Yet all the while here in Australia we get the likes of former PMs Kevin Rudd and Paul Keating making excuses for a regime that has bulldozed churches; tortured and raped believers; forbidden children from attending churches; and imprisoned millions of its own people, the Muslim Uyghurs.
It’s times like this one wonders, when the word Nazi is bandied around with such alacrity in relation to the Donald, what language one has left to describe this embodiment of evil. Yet, strangely, we largely hear silence from the Left on what is happening to believers in China.
Could it be that wearing a Mao tee-shirt and waving a hammer and sickle flag at a protest has proved too intoxicating to those whose grasp of history does not extend back the thirty years to the fall of the Berlin Wall?
And where does this leave the current Pope, Francis, also the darling of the progressive media, whose big play has been to champion the poor and downtrodden? The same Pope Francis who signed off a deal with the Chinese authorities giving them the right to shape the Catholic Church in its own image?
One year on they’re not only shaping it that way, they’re lining the walls with their particularly venal saints. Perhaps Francis is simply ensuring there’s a growing pile of poor and downtrodden towards which to direct his well-documented championing. He’s taking seriously Jesus’ words, “the poor you will always have with you” and doing his best to ensure it.
I have spoken to, or listened to podcasts by, a number of well thought out and influential Catholics recently and, although they mostly couch their concerns in language that could be taken either way, they are dismayed by this Pope. They want to say more, but their ecclesiology is curtailing what they can voice – in public at least.
Francis compares deeply unfavourably with Benedict in terms of theological acumen, and even more unfavourably with John Paul II in terms of sheer bravery in the face of state terror. So, with which pontiff does he compare favourably, if any at all? How about Pius XI who, in proving he was incapable of living up to his name, signed a concordat with that most impious of villains, Adolf Hitler.
Francis may be the darling of the media because they think he could be the Pope to change the “gay thing”, but he can have that media crowd as far as I am concerned. The truly faithful crowd, not to mention the thinking crowd, are done with him.
French based liberal Catholic daily, la Croix, in describing the Chinese authorities’ atrocities towards the Uyghurs put it like this:
“This has put Xi in the exclusive mass murderers’ club of gulag operators along with Adolf Hitler and Joseph Stalin.
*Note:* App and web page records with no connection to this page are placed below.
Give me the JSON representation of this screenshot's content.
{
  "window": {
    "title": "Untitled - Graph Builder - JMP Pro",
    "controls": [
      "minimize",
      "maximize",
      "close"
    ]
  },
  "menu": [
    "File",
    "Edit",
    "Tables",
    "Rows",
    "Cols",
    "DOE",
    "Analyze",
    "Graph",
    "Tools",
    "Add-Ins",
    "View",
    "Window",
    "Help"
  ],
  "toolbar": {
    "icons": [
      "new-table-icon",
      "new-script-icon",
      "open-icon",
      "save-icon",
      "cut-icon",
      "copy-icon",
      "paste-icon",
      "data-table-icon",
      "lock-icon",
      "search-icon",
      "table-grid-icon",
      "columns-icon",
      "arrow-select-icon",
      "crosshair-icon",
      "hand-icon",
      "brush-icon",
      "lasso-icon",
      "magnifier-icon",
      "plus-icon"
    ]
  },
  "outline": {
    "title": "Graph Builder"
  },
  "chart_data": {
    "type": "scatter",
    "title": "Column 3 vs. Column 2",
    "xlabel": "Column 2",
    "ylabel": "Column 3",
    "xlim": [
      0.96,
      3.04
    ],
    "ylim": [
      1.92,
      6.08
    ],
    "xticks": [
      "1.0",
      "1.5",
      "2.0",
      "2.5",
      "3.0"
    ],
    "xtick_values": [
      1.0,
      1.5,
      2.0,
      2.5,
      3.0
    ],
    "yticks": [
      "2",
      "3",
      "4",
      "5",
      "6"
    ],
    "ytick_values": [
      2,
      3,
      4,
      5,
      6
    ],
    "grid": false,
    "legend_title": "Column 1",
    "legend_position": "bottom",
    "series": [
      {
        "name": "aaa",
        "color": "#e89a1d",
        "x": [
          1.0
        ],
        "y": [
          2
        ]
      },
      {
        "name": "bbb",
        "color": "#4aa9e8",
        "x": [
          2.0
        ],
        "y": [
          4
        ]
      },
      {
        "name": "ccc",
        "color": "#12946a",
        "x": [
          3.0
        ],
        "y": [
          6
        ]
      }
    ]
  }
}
And it is now not beyond the realms of possibility that similar treatment may be meted out to Christians who will not fall in line with state edicts.
Hitler and Stalin and Xi. Rolls off the tongue a bit like, well a bit like Hitler and Stalin and Mao.
Perhaps too this is a reminder, and a timely one, that when the state decides that it knows best when it comes to what the country’s values ought to be, things go pear-shaped.
In the UK there have already been significant pushes for organisations to sign up to “British” values, whatever they are supposed to be, and to face sanctions if they don’t. I’m not sure what “British values” actually are, but if recent years are any indication, anti-Semitism, random acts of violence and the public vilification of anyone who stands in the way of sexual progress would appear to be an unholy Trinity.
Meanwhile the Australian Human Rights Commission has recently characterised the Catholic Church’s desire to maintain its requests for religious exemptions as “freezing in time community standards”.
Ah, good old “community standards”. Whatever they are, and whoever gets to decide what they are. The community I guess, though only the state ever seems confident enough to pronounce that it knows what these standards actually consist of.
Well whatever those standards and values are in the West, – imposed tolerance for all and upon all I suppose -, never let it be said that we are going to repeat the colonial mistakes of the past when it comes to China.
As long as the money keeps flowing, and the coal ships keep sailing, then at least one Catholic icon, that of St Cajetan, – the patron saint of wealth no less -, will be permitted to hang on the walls of China’s increasingly beleaguered Catholic churches.